Data for analysis:
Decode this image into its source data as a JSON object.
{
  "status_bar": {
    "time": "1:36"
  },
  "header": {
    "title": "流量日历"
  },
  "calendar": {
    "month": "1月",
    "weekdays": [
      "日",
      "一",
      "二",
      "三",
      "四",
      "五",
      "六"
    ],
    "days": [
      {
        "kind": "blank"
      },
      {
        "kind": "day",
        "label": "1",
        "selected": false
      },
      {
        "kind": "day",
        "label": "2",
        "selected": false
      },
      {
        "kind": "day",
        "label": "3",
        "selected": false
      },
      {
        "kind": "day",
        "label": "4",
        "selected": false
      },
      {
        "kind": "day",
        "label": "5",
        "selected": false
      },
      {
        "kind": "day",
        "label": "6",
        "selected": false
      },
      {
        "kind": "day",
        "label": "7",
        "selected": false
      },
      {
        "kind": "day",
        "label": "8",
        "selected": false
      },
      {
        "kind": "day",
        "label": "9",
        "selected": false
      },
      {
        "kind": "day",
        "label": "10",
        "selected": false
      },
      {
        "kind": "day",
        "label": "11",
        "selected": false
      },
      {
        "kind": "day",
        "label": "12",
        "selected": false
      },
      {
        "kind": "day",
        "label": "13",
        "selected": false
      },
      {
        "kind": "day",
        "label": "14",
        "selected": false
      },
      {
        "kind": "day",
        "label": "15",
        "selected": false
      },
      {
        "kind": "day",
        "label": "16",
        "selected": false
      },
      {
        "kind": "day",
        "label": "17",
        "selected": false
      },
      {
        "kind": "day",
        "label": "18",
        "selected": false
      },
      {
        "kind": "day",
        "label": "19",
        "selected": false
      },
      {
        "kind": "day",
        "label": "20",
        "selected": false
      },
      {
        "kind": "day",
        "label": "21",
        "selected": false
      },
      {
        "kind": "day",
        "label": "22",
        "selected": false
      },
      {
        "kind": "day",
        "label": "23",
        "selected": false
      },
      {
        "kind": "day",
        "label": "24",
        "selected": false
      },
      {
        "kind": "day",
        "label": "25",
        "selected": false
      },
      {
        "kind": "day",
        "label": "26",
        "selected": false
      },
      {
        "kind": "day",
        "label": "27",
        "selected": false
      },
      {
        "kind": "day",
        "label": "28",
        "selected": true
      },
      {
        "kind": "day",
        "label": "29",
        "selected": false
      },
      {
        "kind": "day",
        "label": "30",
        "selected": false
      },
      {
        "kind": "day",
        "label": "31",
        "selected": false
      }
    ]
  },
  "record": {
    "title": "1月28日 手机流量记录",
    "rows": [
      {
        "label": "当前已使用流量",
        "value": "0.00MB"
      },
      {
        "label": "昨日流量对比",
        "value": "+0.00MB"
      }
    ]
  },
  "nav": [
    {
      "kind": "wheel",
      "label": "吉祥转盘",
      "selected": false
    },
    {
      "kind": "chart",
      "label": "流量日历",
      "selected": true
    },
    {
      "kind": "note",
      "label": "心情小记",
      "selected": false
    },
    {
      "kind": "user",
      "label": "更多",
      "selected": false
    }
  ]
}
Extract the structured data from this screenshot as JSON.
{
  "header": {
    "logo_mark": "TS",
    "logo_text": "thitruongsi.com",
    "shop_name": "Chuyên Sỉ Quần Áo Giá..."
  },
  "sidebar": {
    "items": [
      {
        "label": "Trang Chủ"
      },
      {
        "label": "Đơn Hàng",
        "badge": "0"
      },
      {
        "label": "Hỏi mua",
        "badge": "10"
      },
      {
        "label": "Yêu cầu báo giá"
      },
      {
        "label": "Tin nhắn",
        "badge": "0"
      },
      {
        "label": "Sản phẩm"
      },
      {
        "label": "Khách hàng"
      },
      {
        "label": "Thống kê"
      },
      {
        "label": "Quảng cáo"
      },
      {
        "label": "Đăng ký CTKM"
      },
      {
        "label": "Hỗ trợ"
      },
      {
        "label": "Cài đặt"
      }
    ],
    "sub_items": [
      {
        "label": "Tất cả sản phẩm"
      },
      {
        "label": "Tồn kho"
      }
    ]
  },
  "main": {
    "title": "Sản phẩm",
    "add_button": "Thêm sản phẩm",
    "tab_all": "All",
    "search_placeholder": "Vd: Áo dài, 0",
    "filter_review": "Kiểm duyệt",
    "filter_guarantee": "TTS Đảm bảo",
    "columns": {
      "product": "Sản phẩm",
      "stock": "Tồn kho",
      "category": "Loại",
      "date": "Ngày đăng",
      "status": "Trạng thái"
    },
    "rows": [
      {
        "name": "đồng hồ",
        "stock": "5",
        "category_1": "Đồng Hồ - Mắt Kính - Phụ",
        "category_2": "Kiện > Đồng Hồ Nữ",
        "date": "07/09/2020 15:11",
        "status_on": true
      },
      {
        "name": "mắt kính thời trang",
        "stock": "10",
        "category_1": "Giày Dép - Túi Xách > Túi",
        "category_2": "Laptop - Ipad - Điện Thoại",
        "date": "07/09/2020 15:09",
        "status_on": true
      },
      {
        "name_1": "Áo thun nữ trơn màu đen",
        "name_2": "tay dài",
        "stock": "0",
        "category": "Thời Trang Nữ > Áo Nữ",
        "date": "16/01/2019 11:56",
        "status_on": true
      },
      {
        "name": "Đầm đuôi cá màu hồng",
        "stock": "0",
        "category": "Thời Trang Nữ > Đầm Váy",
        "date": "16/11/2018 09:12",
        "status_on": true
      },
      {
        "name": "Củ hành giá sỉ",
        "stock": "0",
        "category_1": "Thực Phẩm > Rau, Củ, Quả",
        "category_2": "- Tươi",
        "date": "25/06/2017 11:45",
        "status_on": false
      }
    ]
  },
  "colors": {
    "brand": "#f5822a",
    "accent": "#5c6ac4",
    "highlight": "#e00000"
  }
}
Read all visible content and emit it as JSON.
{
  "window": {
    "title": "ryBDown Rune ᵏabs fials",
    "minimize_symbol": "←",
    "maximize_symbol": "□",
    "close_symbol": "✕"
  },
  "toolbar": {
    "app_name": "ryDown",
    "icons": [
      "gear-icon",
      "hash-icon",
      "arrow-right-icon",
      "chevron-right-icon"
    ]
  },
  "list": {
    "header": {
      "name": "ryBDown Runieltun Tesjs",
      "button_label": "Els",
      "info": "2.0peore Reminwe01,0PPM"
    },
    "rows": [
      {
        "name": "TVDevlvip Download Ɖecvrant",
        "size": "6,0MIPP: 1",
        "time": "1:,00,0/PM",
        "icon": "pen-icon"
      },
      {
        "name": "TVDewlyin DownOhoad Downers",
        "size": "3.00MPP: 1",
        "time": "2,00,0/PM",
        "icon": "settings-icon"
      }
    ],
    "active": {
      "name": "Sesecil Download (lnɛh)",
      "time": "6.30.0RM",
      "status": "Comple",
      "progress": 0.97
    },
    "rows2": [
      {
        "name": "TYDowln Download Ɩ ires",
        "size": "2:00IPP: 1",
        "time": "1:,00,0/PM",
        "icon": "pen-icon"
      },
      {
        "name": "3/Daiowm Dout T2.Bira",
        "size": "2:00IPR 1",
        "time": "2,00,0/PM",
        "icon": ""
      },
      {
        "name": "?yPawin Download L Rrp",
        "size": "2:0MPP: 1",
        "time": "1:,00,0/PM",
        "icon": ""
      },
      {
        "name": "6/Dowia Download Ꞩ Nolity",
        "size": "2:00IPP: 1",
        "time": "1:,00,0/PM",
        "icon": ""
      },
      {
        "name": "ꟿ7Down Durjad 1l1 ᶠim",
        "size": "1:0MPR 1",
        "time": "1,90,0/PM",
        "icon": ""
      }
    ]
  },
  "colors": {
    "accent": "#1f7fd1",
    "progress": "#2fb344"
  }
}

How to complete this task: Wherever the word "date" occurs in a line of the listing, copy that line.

Solution:
      "date": "Ngày đăng",
        "date": "07/09/2020 15:11",
        "date": "07/09/2020 15:09",
        "date": "16/01/2019 11:56",
        "date": "16/11/2018 09:12",
        "date": "25/06/2017 11:45",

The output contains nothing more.